Barrs does an excellent job of noting why it is important when studying and appreciating the law of God to take a look at when and why the law was given in the first place. He rightly states “The law is given by the covenant-keeping, faithful God who has already delivered and redeemed his people.” Furthermore, Barrs correctly notes that the law was not given so that the Israelites might obey their way to deliverance from Egypt. Conversely, Barrs declares and rightly so, “The purpose of obeying the law is not to achieve salvation, nor to inherit eternal life, but to express one’s love and gratitude to the Lord because of the salvation he has already given to his people.” This is the model we see at Mt. Sinai and the model that still exists for believers today. We obey God in response to His merciful grace and we should do so with thanksgiving for God’s perfect and beautiful law He has provided us so that we can better know how to love Him and love others.

I fully appreciated Barrs’ discussion on the different approaches to the law that have been taught over the years in different denominations and theological systems. It was rather enlightening and informative to read the various positions on the law which unfortunately have resulted to a large degree in the incorrect perceptions of what the law is and why it remains important. For example, the dispensationalist approach have traditionally viewed “the law of Moses as having been given to Israel as the means by which the people were to establish and maintain a relationship with God. It is only with the death and resurrection of Christ that salvation by grave through faith is revealed.” Barrs avers that such an approach incorrectly understands that “The law is given to us by the God of all grace.” He further elaborates on that statement by noting “The truth is that we need to delight in the law in our inmost being and to teach this delight to others. Only this love for the law will bring utter dependence on Christ and on his grace for both our justification and our sanctification. There are no shortcuts, no quick routes to sanctification.”

To those who might view such a statement as a lead in to legalism, Barrs responds by commenting that “Legalism produces self-righteousness and pride because we can keep our rules about food and clothing, books and movies, times for prayer, amounts given, services attended, and the like.” Obeying God’s law in a spirit of love and in response to God’s grace bestowed towards His people does not result in legalism. In fact, quite the opposite approach results and Barrs correctly notes “God’s law, when properly understood as aimed at our hearts, does not produce self-righteousness and pride. The reason God’s law does not is that we cannot keep it.” That recognition continually drives us to depend on the work of the Holy Spirit working that process of sanctification.

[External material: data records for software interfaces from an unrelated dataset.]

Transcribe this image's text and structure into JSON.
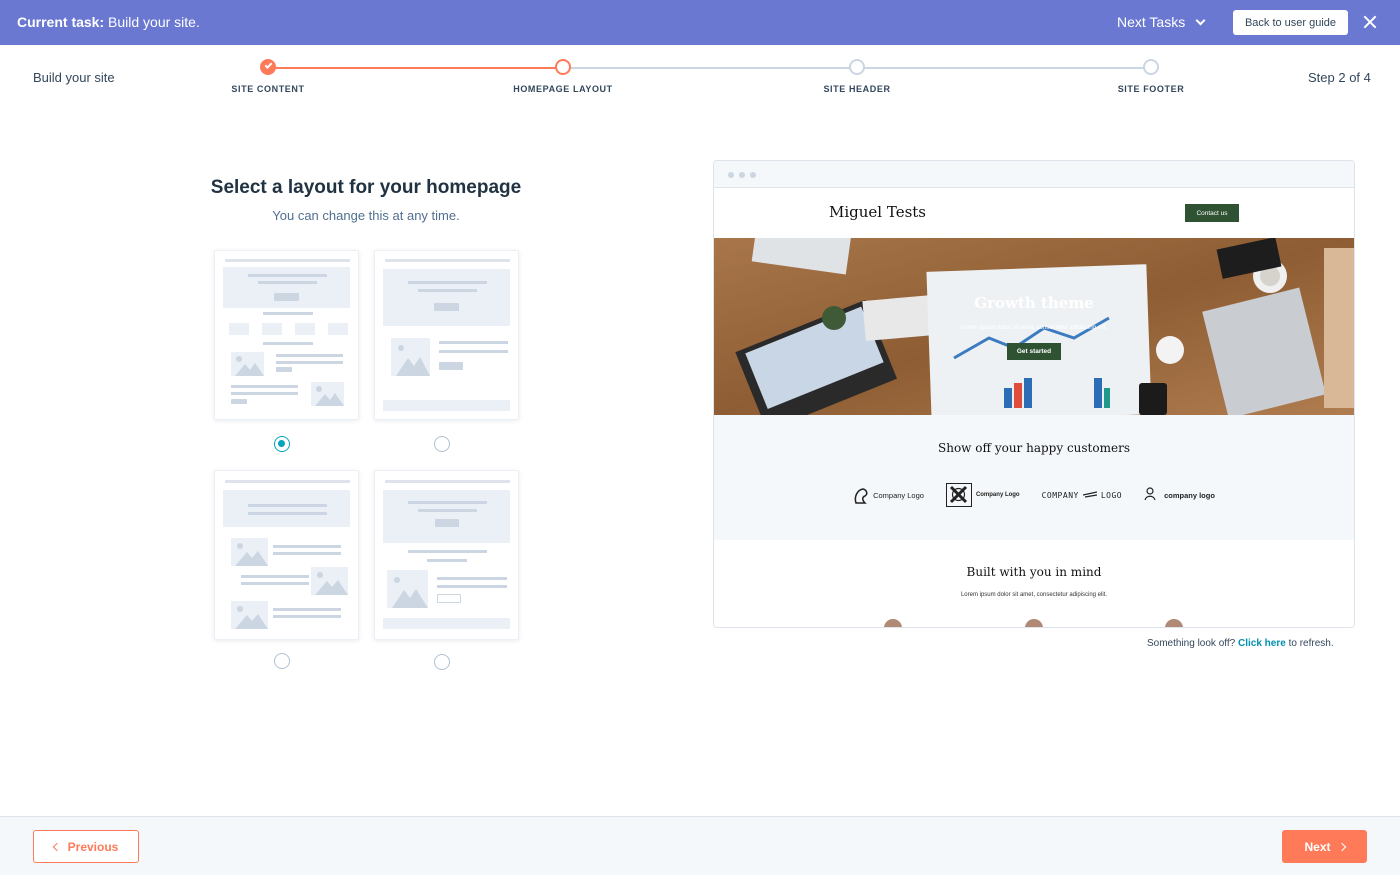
{
  "topbar": {
    "task_prefix": "Current task:",
    "task_text": " Build your site.",
    "next_tasks_label": "Next Tasks",
    "guide_button": "Back to user guide",
    "background_color": "#6a78d1"
  },
  "stepper": {
    "title": "Build your site",
    "step_count": "Step 2 of 4",
    "steps": [
      {
        "label": "SITE CONTENT",
        "state": "done"
      },
      {
        "label": "HOMEPAGE LAYOUT",
        "state": "current"
      },
      {
        "label": "SITE HEADER",
        "state": "todo"
      },
      {
        "label": "SITE FOOTER",
        "state": "todo"
      }
    ],
    "accent_color": "#ff7a59"
  },
  "layout_picker": {
    "heading": "Select a layout for your homepage",
    "subheading": "You can change this at any time.",
    "selected_index": 0,
    "options_count": 4
  },
  "preview": {
    "site_name": "Miguel Tests",
    "contact_button": "Contact us",
    "hero_title": "Growth theme",
    "hero_subtitle": "Lorem ipsum dolor sit amet, consectetur adipiscing elit.",
    "hero_button": "Get started",
    "customers_title": "Show off your happy customers",
    "logos": [
      "Company Logo",
      "Company Logo",
      "COMPANY",
      "LOGO",
      "company logo"
    ],
    "built_title": "Built with you in mind",
    "built_subtitle": "Lorem ipsum dolor sit amet, consectetur adipiscing elit."
  },
  "refresh": {
    "prefix": "Something look off? ",
    "link": "Click here",
    "suffix": " to refresh."
  },
  "footer": {
    "previous_label": "Previous",
    "next_label": "Next"
  }
}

One final helpful aspect of this book is the questions for further reflection and discussion provided at the end of each chapter. The topic of God’s law and the correct understanding of it might be a new point of emphasis for some. Thus, having additional questions provided to the reader which will help process and think through what might be new concepts is certainly an added bonus. Furthermore, these questions make this book quite useful in a small group setting.

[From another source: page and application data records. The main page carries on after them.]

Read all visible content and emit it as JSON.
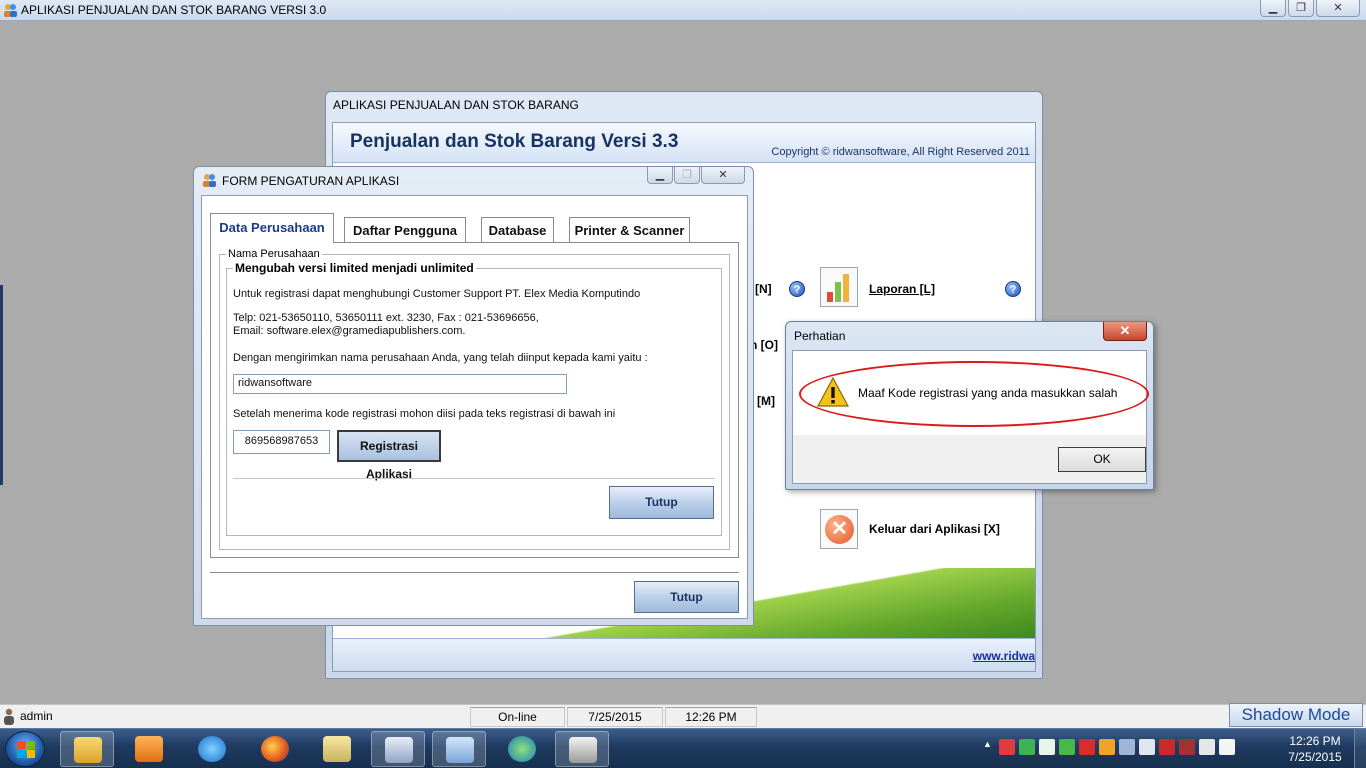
{
  "app": {
    "title": "APLIKASI PENJUALAN DAN STOK BARANG VERSI 3.0",
    "win_minimize": "▁",
    "win_maximize": "❐",
    "win_close": "✕"
  },
  "main_window": {
    "title": "APLIKASI PENJUALAN DAN STOK BARANG",
    "heading": "Penjualan dan Stok Barang Versi 3.3",
    "copyright": "Copyright © ridwansoftware, All Right Reserved 2011",
    "items": {
      "partial_n": "[N]",
      "partial_o": "n [O]",
      "partial_m": "[M]",
      "laporan": "Laporan [L]",
      "keluar": "Keluar dari Aplikasi [X]"
    },
    "help_glyph": "?",
    "exit_glyph": "✕",
    "footer_link": "www.ridwa"
  },
  "settings_form": {
    "title": "FORM PENGATURAN APLIKASI",
    "tabs": [
      "Data Perusahaan",
      "Daftar Pengguna",
      "Database",
      "Printer & Scanner"
    ],
    "group_outer_label": "Nama Perusahaan",
    "group_inner_label": "Mengubah versi limited menjadi unlimited",
    "text_contact": "Untuk registrasi dapat menghubungi Customer Support PT. Elex Media Komputindo",
    "text_phone": "Telp: 021-53650110, 53650111 ext. 3230, Fax : 021-53696656,",
    "text_email": "Email: software.elex@gramediapublishers.com.",
    "text_send": "Dengan mengirimkan nama perusahaan Anda, yang telah diinput kepada kami yaitu :",
    "company_name": "ridwansoftware",
    "text_after": "Setelah menerima kode registrasi mohon diisi pada teks registrasi di bawah ini",
    "registration_code": "869568987653",
    "register_button": "Registrasi Aplikasi",
    "inner_close_button": "Tutup",
    "outer_close_button": "Tutup"
  },
  "message_box": {
    "title": "Perhatian",
    "message": "Maaf Kode registrasi yang anda masukkan salah",
    "ok_button": "OK",
    "close_glyph": "✕"
  },
  "status_bar": {
    "user": "admin",
    "connection": "On-line",
    "date": "7/25/2015",
    "time": "12:26 PM",
    "shadow_mode": "Shadow Mode"
  },
  "taskbar": {
    "clock_time": "12:26 PM",
    "clock_date": "7/25/2015",
    "tray_arrow": "▲"
  },
  "colors": {
    "accent_blue": "#17335f",
    "alert_red": "#dd1a1a",
    "warning_yellow": "#f3c31c",
    "taskbar": "#1f3a60"
  },
  "icons": [
    "app-people-icon",
    "help-icon",
    "report-chart-icon",
    "exit-icon",
    "warning-icon",
    "user-icon",
    "windows-start-icon"
  ]
}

I highly recommend this book as an excellent primer on the importance of God’s law. In an age where self is king and laws are flouted with regularity, it is more important than ever to understand that the source of truth and life is found within the pages of Scripture. God’s law is the foundation for life and it should not be viewed negatively or as a burden. Barrs does an excellent job of noting for the reader what God’s law is, why it is important, and what we are to do with it in daily life. This will be a resource I will refer to in the future on this important theological and life subject.

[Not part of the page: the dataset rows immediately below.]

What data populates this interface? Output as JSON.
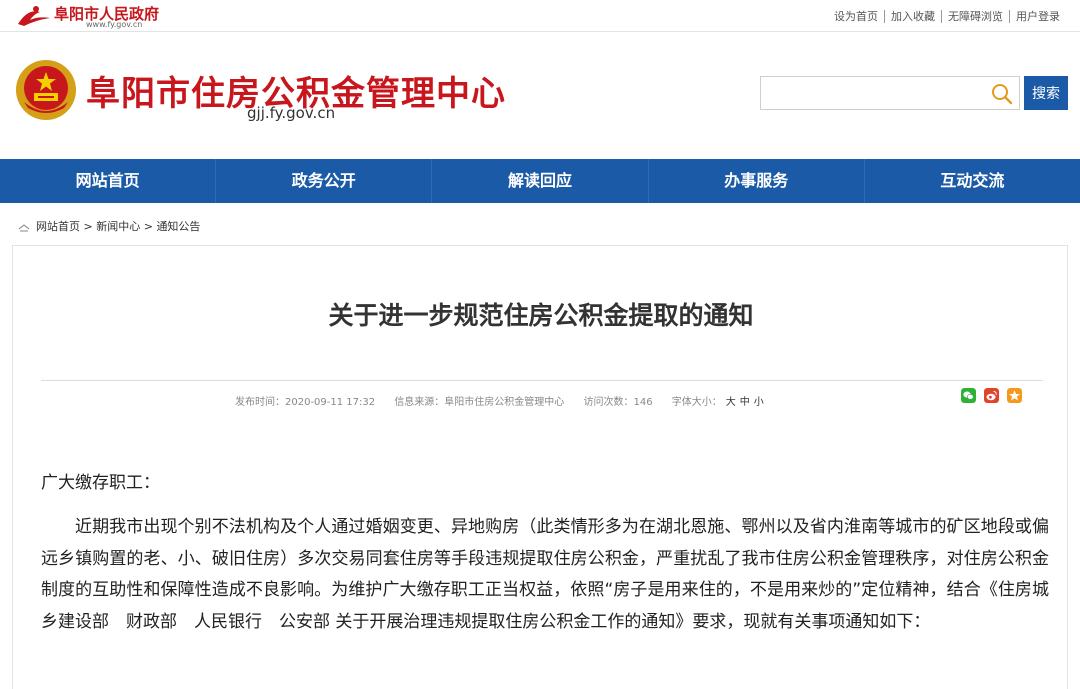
{
  "topbar": {
    "brand_name": "阜阳市人民政府",
    "brand_url": "www.fy.gov.cn",
    "links": [
      "设为首页",
      "加入收藏",
      "无障碍浏览",
      "用户登录"
    ]
  },
  "header": {
    "title": "阜阳市住房公积金管理中心",
    "url": "gjj.fy.gov.cn",
    "search_placeholder": "",
    "search_button": "搜索"
  },
  "nav": {
    "items": [
      "网站首页",
      "政务公开",
      "解读回应",
      "办事服务",
      "互动交流"
    ]
  },
  "breadcrumb": {
    "items": [
      "网站首页",
      "新闻中心",
      "通知公告"
    ],
    "separator": ">"
  },
  "article": {
    "title": "关于进一步规范住房公积金提取的通知",
    "meta": {
      "published": "发布时间：2020-09-11 17:32",
      "source": "信息来源：阜阳市住房公积金管理中心",
      "views": "访问次数：146",
      "font_size_label": "字体大小：",
      "font_size_options": [
        "大",
        "中",
        "小"
      ]
    },
    "share_icons": [
      "wechat-icon",
      "weibo-icon",
      "favorite-icon"
    ],
    "salutation": "广大缴存职工：",
    "paragraph": "近期我市出现个别不法机构及个人通过婚姻变更、异地购房（此类情形多为在湖北恩施、鄂州以及省内淮南等城市的矿区地段或偏远乡镇购置的老、小、破旧住房）多次交易同套住房等手段违规提取住房公积金，严重扰乱了我市住房公积金管理秩序，对住房公积金制度的互助性和保障性造成不良影响。为维护广大缴存职工正当权益，依照“房子是用来住的，不是用来炒的”定位精神，结合《住房城乡建设部　财政部　人民银行　公安部 关于开展治理违规提取住房公积金工作的通知》要求，现就有关事项通知如下："
  },
  "colors": {
    "brand_red": "#c8161d",
    "nav_blue": "#1b5aa6"
  }
}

This book is available for purchase from Crossway Books by clicking here.

I received this book for free from Crossway Books for this review. I was not required to write a positive review. The opinions I have expressed are my own. I am disclosing this in accordance with the Federal Trade Commission’s 16 CFR, Part 255 : “Guides Concerning the Use of Endorsements and Testimonials in Advertising.”